I’ve been rereading some of the essays in Ben Bernanke’s Essays on the Great Depression, which of course is self-recommending. I thought this passage summed up some relevant truths:
Our [with Martin Parkinson] own view is that the New Deal is better characterized as having "cleared the way" for a natural recovery (for example, by ending deflation and rehabilitating the financial system), rather than as being the engine of recovery itself.
Bernanke notes that there were "remarkably strong" productivity gains throughout much of the 1930s, even though there was no capital deepening. This is a central puzzle which any account of the New Deal, or New Deal recovery, must incorporate. These gains seem to span more sectors than could be accounted for by New Deal policy alone, and note that most government interventions, even good ones, don’t bring productivity gains over such a short time horizon and in such a regular and sustained fashion.

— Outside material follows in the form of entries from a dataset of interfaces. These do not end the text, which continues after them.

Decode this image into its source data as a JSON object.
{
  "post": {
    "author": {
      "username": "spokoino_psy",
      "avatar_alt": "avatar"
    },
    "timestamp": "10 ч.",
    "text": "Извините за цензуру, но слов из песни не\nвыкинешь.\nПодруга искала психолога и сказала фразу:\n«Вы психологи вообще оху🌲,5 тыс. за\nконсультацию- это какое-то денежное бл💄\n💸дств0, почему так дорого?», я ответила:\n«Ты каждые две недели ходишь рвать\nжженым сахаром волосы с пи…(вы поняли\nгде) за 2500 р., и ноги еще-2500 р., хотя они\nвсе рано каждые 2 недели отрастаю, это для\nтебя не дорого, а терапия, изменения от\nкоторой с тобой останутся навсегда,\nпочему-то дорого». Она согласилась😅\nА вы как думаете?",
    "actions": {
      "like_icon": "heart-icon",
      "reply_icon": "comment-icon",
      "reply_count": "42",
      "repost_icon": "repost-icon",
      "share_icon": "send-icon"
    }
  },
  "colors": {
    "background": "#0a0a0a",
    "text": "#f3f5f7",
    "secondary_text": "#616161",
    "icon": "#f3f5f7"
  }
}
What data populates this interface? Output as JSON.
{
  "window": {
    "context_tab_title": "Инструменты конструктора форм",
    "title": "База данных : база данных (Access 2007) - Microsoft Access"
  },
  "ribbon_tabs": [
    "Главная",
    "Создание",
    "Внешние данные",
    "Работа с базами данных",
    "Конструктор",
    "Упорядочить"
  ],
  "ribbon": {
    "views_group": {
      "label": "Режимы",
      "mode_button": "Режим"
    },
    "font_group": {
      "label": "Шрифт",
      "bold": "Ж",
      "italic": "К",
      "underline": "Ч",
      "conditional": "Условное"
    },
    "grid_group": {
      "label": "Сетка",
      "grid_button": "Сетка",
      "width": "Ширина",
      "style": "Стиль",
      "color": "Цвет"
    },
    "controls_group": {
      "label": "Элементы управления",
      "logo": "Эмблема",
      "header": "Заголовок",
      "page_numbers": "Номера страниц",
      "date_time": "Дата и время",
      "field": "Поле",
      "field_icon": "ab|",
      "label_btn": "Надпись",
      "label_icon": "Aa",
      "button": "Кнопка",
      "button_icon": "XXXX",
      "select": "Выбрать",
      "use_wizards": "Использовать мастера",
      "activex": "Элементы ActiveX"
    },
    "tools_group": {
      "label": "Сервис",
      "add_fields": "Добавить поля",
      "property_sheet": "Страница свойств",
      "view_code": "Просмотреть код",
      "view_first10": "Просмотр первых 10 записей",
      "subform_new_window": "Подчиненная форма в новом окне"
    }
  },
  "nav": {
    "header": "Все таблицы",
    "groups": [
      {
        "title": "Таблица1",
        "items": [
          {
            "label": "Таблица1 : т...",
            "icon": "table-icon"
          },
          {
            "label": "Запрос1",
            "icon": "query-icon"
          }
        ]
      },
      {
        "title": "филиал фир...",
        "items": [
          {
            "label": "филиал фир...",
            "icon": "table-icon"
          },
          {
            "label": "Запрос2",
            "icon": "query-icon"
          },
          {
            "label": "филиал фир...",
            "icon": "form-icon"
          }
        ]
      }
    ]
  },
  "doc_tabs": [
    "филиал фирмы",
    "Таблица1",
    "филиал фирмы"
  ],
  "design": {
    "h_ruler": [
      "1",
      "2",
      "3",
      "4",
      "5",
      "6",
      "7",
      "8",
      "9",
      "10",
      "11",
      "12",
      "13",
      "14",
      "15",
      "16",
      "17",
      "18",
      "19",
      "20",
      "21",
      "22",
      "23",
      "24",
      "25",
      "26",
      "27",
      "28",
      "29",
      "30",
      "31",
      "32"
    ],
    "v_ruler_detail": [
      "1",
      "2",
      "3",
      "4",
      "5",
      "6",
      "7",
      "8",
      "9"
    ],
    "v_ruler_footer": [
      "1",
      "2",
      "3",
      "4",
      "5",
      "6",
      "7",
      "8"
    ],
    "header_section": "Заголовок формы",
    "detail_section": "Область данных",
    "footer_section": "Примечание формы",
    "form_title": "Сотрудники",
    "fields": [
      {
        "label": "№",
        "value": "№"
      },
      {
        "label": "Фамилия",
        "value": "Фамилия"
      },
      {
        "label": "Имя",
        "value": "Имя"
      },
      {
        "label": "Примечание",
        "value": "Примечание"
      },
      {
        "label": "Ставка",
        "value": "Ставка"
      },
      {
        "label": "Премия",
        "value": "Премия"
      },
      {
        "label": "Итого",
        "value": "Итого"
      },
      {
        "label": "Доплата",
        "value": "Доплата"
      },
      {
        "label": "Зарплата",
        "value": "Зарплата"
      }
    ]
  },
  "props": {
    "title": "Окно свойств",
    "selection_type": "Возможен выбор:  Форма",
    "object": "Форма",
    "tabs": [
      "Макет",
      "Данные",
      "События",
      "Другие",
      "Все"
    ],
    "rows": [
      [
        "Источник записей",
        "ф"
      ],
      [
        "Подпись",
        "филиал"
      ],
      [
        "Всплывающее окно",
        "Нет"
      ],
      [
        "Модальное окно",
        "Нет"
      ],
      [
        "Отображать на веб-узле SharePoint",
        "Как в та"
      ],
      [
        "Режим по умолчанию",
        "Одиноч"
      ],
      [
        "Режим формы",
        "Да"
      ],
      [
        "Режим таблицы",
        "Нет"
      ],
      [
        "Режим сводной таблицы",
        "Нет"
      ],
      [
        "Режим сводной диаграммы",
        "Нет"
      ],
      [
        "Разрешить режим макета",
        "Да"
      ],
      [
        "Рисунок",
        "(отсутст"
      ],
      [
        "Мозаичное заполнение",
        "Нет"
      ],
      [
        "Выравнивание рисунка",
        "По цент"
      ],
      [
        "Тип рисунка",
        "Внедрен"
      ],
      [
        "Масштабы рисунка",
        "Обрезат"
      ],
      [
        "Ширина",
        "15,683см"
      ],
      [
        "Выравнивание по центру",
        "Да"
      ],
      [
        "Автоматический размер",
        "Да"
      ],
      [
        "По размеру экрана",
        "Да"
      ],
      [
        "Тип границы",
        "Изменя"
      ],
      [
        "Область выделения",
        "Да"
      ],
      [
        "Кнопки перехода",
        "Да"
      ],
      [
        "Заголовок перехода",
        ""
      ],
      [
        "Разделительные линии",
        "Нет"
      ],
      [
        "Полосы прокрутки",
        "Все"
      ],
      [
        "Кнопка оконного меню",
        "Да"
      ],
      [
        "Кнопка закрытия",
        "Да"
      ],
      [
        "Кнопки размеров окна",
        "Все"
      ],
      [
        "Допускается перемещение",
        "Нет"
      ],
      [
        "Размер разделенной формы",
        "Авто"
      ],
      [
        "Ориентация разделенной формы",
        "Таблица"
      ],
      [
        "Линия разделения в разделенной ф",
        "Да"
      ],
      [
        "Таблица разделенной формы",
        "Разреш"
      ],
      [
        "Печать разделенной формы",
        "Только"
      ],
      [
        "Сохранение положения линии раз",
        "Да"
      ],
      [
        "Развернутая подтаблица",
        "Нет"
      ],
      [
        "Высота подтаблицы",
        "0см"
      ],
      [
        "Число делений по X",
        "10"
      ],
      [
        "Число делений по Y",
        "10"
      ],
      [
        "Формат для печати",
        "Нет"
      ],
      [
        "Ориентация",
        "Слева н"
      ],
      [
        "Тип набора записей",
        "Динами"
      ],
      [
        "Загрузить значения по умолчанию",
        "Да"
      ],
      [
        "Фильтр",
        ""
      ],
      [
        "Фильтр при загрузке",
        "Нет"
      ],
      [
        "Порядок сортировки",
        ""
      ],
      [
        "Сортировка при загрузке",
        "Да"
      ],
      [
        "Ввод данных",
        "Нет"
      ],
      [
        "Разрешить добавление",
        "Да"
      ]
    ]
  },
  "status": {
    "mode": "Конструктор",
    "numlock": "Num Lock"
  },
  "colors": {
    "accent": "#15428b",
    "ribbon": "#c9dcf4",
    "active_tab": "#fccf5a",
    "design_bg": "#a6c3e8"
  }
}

Bernanke does suggest that some of the gains came from forced unionization and "efficiency wage" effects and yes that would credit the New Deal. But I doubt that is the best hypothesis and of course it contradicts the traditional account of profit-seeking behavior from businesses (why weren’t they paying the higher wages in the first place?). Rick Szostak’s work suggests that the New Deal saw lots of labor-saving, process innovations, which meant both high productivity gains and pressure on labor markets at the same time. In my view most of these gains were simply the result of working through the implications of the earlier fundamental breakthroughs of the preceding twenty years.
Whatever is the case (and we genuinely don’t know), these productivity gains are central to the story of New Deal recovery. Roosevelt may deserve credit for some of them, or for allowing them to proceed, but don’t assume that the New Deal caused such gains just because you see them in the gross data.
You can find different drafts of the relevant Bernanke-Parkinson paper here, with various forms of gating.